___ Given data ___

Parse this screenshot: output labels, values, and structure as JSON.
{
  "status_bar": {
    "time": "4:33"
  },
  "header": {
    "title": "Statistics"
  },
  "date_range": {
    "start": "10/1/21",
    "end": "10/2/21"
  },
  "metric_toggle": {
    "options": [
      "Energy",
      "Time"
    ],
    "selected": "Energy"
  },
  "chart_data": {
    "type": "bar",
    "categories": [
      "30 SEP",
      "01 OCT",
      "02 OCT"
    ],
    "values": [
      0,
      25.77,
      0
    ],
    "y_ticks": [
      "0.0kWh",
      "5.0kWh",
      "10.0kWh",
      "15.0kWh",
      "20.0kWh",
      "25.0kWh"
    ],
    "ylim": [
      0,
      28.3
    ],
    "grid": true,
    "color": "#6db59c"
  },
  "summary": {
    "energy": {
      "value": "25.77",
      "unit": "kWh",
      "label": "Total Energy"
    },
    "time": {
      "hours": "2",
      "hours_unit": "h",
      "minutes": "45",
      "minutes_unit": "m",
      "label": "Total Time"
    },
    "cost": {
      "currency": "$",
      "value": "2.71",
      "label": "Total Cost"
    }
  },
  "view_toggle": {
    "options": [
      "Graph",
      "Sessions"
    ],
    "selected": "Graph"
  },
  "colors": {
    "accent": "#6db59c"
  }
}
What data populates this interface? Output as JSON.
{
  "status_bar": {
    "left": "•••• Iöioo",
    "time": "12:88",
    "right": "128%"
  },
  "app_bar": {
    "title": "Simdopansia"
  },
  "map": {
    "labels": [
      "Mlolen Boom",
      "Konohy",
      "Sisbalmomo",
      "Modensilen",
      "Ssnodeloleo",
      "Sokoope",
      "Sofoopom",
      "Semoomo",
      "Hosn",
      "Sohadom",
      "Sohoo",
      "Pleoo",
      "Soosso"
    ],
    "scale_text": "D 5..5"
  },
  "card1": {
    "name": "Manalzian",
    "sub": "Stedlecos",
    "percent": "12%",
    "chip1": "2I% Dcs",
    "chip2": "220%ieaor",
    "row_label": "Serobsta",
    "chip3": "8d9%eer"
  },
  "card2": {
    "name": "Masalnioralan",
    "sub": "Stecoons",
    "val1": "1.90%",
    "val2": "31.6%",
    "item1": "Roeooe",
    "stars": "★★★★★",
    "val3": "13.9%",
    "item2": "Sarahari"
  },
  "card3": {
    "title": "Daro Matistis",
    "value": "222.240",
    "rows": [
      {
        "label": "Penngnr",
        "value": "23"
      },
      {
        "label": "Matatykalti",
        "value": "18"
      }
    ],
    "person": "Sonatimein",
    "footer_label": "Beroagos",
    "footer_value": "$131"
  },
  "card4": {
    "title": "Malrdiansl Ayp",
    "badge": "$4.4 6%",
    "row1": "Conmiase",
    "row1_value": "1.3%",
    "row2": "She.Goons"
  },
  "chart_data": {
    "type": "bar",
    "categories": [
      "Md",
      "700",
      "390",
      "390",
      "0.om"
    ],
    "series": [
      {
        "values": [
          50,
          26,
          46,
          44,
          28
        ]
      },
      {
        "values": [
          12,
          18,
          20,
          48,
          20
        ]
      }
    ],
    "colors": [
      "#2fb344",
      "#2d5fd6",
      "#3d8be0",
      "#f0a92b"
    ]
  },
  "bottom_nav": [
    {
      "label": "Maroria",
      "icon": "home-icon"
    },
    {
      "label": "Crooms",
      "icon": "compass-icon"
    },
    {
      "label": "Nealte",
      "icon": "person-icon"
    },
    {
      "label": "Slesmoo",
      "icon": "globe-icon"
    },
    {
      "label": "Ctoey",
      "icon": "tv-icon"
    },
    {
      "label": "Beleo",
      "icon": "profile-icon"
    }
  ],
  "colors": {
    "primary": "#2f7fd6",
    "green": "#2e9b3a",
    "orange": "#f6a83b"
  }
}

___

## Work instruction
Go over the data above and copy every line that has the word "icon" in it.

## Answer for this exercise
      "icon": "home-icon"
      "icon": "compass-icon"
      "icon": "person-icon"
      "icon": "globe-icon"
      "icon": "tv-icon"
      "icon": "profile-icon"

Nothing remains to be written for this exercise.